There are really two parts to what I’m working on. The first part is working with our internal development team to make sure our product really serves the needs of our clients. Given my years with Well Fargo, I feel I have a good grasp on what the market needs — the regulation and compliance requirements and many other aspects of borrowing base and homebuilder finance. Currently, there isn’t a plug and play system that serves all the needs of builder finance. I’m working with our developers and product team to design and implement all those pieces into Built’s platform in a way that serves high-volume lenders.

The second part is working in person with clients. Coming from the lending side, I can help our clients identify their specific pain points and empathize with what they’re dealing with. I’ll lead them through process mapping to identify points of stress and frustration in their processes and show how Built can bring a solution.

I also concentrate heavily on how our platform and improved processes can create efficiency for builders. For many builders today, there is no system to view draw availability instantly or to check on the status of pending collateral. They have to make a phone call or email and wait for a reply. That’s frustrating. It’s a waste of time and it’s inefficient. So I like to speak to the people in the front office of a homebuilder to ask how they choose to work with lenders. If they have 5 or 10 lenders they send collateral requests to, they pick the path of least resistance and select the one that will send a response quickly. Behind the scenes, a lender might get things done quickly but that can sometimes come at the cost of an operations team struggling with technology.  With an efficient digital platform, everyone’s lives change.

How would you describe your first few months at Built?

The biggest eye-opener for me has been to see the advantage of working with a small startup team. Having direct access to the development team has been a game changer. In one month with Built, we’ve process mapped and started building out something entirely new that’s going to be really exciting. Things are moving very fast.

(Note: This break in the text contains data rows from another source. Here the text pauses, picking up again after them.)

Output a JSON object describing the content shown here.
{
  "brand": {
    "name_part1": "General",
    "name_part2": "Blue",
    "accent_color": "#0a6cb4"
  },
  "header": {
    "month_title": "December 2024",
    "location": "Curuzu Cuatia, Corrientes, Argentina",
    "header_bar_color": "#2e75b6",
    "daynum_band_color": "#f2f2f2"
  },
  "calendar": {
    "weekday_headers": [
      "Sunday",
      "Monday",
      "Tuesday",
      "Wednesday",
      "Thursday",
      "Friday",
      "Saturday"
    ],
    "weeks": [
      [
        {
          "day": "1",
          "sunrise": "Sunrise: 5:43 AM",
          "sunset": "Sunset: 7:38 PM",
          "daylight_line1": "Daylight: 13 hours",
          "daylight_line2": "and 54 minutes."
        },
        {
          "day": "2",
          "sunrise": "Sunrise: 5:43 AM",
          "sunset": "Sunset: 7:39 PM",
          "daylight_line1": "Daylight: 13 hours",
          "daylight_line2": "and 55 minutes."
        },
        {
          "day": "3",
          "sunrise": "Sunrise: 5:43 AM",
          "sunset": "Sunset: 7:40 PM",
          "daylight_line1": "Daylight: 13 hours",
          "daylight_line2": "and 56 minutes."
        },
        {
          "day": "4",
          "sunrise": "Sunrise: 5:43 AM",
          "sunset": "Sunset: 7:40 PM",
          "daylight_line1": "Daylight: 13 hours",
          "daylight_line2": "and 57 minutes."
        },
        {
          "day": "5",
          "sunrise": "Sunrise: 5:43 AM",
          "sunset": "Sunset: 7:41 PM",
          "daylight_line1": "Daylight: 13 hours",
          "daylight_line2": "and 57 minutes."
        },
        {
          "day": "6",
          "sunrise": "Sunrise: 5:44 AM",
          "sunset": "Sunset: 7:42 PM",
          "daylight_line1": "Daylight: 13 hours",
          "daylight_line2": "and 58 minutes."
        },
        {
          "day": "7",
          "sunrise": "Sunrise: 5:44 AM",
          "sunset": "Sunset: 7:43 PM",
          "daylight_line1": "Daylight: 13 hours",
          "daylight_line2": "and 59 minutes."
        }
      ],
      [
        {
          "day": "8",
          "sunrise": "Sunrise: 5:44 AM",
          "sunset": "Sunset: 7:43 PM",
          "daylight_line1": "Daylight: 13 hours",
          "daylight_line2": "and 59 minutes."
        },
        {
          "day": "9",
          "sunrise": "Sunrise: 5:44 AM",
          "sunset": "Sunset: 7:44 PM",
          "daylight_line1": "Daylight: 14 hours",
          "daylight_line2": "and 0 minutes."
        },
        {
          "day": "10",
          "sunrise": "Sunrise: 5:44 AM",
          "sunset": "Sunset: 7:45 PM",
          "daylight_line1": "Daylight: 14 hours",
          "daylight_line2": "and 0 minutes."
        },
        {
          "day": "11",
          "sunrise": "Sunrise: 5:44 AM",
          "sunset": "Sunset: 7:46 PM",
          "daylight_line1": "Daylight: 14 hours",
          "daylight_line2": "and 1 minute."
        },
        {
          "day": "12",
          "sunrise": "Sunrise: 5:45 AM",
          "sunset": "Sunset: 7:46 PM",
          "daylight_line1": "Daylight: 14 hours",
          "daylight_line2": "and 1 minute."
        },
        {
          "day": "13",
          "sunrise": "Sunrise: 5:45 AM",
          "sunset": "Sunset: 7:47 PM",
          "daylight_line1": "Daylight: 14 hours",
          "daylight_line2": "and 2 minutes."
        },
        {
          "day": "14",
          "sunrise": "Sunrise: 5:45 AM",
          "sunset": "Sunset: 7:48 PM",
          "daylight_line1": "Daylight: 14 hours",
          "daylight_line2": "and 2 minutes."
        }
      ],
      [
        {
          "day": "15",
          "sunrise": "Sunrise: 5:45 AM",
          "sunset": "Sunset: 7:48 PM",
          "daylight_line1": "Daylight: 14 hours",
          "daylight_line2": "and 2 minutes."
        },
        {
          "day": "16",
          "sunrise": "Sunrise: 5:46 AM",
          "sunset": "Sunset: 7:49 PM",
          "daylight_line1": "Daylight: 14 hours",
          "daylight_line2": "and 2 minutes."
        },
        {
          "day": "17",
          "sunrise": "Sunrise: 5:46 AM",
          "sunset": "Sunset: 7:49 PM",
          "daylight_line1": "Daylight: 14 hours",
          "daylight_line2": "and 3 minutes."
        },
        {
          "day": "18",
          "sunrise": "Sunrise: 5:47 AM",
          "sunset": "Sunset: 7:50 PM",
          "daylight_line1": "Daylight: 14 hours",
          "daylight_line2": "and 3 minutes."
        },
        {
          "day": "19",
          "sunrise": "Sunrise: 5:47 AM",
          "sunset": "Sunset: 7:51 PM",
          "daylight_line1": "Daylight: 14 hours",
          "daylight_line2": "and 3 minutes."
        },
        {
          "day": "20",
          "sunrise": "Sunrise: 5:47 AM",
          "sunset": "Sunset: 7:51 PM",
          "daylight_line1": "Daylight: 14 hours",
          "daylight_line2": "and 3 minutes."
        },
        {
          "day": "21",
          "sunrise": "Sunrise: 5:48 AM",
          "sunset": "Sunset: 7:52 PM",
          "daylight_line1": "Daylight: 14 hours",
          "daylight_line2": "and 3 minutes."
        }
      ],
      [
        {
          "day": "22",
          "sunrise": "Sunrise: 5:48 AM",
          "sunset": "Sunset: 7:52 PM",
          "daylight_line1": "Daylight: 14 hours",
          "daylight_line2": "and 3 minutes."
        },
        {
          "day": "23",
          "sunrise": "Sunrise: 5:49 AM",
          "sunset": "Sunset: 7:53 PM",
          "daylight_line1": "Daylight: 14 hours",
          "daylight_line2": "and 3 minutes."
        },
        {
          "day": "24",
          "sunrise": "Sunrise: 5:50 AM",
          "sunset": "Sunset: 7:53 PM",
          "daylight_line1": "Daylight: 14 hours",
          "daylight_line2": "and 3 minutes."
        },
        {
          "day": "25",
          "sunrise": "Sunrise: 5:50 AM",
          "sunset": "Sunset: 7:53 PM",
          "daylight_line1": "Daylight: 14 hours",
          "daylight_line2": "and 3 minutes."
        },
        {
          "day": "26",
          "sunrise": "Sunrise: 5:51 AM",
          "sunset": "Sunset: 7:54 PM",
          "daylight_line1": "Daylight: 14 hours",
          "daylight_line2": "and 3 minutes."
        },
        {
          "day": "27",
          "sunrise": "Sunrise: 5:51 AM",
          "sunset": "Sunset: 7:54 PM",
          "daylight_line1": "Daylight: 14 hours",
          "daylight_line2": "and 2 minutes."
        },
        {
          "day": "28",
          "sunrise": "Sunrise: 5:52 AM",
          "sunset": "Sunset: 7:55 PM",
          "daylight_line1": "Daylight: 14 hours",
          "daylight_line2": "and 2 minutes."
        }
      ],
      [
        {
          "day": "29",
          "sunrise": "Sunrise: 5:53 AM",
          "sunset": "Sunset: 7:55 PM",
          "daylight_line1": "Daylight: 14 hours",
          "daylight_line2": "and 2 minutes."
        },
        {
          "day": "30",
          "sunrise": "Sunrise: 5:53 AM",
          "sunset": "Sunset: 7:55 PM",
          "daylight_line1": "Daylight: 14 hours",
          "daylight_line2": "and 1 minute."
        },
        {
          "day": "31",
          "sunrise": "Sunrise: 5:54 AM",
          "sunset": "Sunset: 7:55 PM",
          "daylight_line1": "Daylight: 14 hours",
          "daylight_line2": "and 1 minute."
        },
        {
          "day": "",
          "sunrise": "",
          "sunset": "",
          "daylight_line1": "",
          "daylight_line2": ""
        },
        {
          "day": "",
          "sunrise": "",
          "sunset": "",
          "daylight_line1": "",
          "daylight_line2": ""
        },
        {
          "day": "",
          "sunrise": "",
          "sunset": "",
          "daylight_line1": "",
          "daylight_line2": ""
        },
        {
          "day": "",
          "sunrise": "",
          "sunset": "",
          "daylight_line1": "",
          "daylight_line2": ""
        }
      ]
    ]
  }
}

Built is nimble and fast and what we’ve accomplished in under a month at Built could potentially take years at a larger organization to try to build in-house.

On the client side, my expectations and assumptions about the lender marketplace are proving to be true. At Wells Fargo, we had our way of doing things, and I didn’t know how others lenders managed their loans. I’ve now had the opportunity to meet with a number of current and prospective clients and can safely say the frustrations at a big lender are the exact same at a smaller lender. That knowledge helps us to build something to really serve the needs of everyone.

What changes have you seen recently in construction lending and what are lenders doing to respond?

Lately, we’ve heard reports that the market is slowing — in some markets the move-up home product appears to be slowing but the entry-level product is static. The question is whether there is a potential for a major decline in the market and, in time, with enough data sets in Built we could potentially forecast economic events.

A lot is going into this. Interest rates were lower in early 2018, proving valuable for higher end construction to consumers. As rates slowly increase, it is likely consumers are holding off to see what happens.

Living in Dallas, I’m looking at my specific market. What are builders seeing? Higher-end construction — the move-up homes and second homes — is slowing down and in some cases they are giving concessions. Meanwhile, entry-level product is static, not increasing or declining in volume. So what are they going to do? Scale back the higher-end product and focus more on entry-level? I’m not sure. The Wall Street Journal published an article in late November of 2018 stating the housing boom is coming to an end and starting in Dallas, TX.  Not sure if this is true, but we will continue to monitor all markets.

Tell us a little more about you. What do you like to do in your free time?

I currently live in Texas and enjoy being close to my family here. For fun, I like clay shooting and golfing. I know it’s cliché but it’s true, golfing is a tremendous way to get out and meet people and network in the financial industry (bringing my “A” game is a whole other issue).


Topics: Interview